One of those breaks was the past few days. Houston had three days between games after they lost to New York Sunday, Wednesday night against Memphis is the next time they take the court. Bickerstaff used the time to have a “mini training camp” and try to return the team to some basics, he told the Houston Chronicle.
“Our attitude has changed over the past week and a half,” Bickerstaff said. “We’ve taken a more serious approach in what we’re doing. Guys are more disciplined in what we’re doing and they were hungry for that. As a group, we brought them together. That was the first thing they were calling for, some more discipline, more structure and more rules.”
“It was a hard practice,” Jason Terry said. “It was attention to detail. There were consequences for not paying attention to detail. Just getting back to our roots, that’s defense first, executing on offense and making the extra pass. We got to put the work in if we want to get the results. Though we thought we were doing that before, we weren’t doing that enough, obviously. It was good to see. It felt great. Today was a day, mentally we got better.
“The next step is winning basketball games. I believe in this group. If we do the things we practiced the last two days, we were going to put ourselves in great position to win. We’ll have to get that results, but I think we’ll have that opportunity.”
We will see if that carries over Wednesday night. Memphis has been playing better of late as well; this will be a tough test.
The bigger question is can Houston’s leaders — Terry, James Harden, Dwight Howard — make sure this improved foundation carries over a week from now? Then a month from now? Bickerstaff can talk discipline all he wants, he can tweak the rotations — finally separating Harden and Ty Lawson more — and sit guys playing poorly, but if the leaders in the locker room are not the ones keeping everyone in line everything will fall apart. You think Tim Duncan would have allowed the Rockets’ mindless, sloppy start in San Antonio? (Or Tony Parker? Or David West? Or a lot of guys in that locker room?)
There is so much talent on the Houston roster it’s still hard to imagine they don’t get it together and become a playoff team in the West. But whether they are a playoff team to truly fear remains to be seen.
The moniker of the “best two-way player” sounds more like something an agent made up to gain a little leverage contract negotiations. It’s a nebulous concept. It’s an intentional dig at whomever is perceived as a better player, suggesting they don’t play enough defense.
But it’s part of the NBA lexicon now, and Pacers’ coach Frank Vogel thinks he has the best two-way player in the game in the resurgent Paul George. Tuesday night George dropped 40 points on Wizards and Vogel said this after the game, via the Washington Post.
“It’s tough to quantify in words,” Pacers Coach Frank Vogel said. “I mean, he just does so much. He’s capable of going for 40, carrying the offensive load and being the best defensive player on either team. He’s a special player, and the best two-way player in the game. We’re a different team with him out there.”

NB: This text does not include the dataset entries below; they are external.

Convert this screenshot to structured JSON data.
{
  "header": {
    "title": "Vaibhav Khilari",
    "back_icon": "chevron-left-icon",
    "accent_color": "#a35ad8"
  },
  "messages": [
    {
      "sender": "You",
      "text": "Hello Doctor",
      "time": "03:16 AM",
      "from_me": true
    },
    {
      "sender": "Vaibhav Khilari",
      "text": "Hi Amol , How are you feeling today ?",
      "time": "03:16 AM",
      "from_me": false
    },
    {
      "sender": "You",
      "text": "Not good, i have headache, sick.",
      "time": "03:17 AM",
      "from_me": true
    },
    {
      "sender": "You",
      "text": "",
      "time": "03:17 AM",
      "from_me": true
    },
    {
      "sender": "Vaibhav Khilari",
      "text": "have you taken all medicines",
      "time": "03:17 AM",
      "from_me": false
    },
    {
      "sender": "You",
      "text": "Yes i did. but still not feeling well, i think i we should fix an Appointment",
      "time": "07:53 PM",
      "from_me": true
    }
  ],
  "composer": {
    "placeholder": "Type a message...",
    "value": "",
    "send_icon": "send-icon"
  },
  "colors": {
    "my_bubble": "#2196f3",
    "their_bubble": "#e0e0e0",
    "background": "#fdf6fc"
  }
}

Paul George’s return to an elite level of play is one of the best stories of this young NBA season — for nine straight games now he has scored at least 25 points, he has pushed the Pacers to a 9-5 record with a top 10 NBA offense and defense. Tuesday night John Wall talked about how George’s improved jumper has made him a far more dangerous, more difficult to guard player. And he’s still a lock-down defender.
But George is not the best two-way player in the game — that’s Stephen Curry. George does not have the offensive impact that Curry brings to the Warriors, plus Curry has developed into a solid NBA defender. Curry gets steals, plays smart, and is a positive on defense, plus he’s the best offensive player in the league right now.
That doesn’t make the return of Paul George any less fun, any less good for the game. It’s great to see George back. Whatever you want to call him.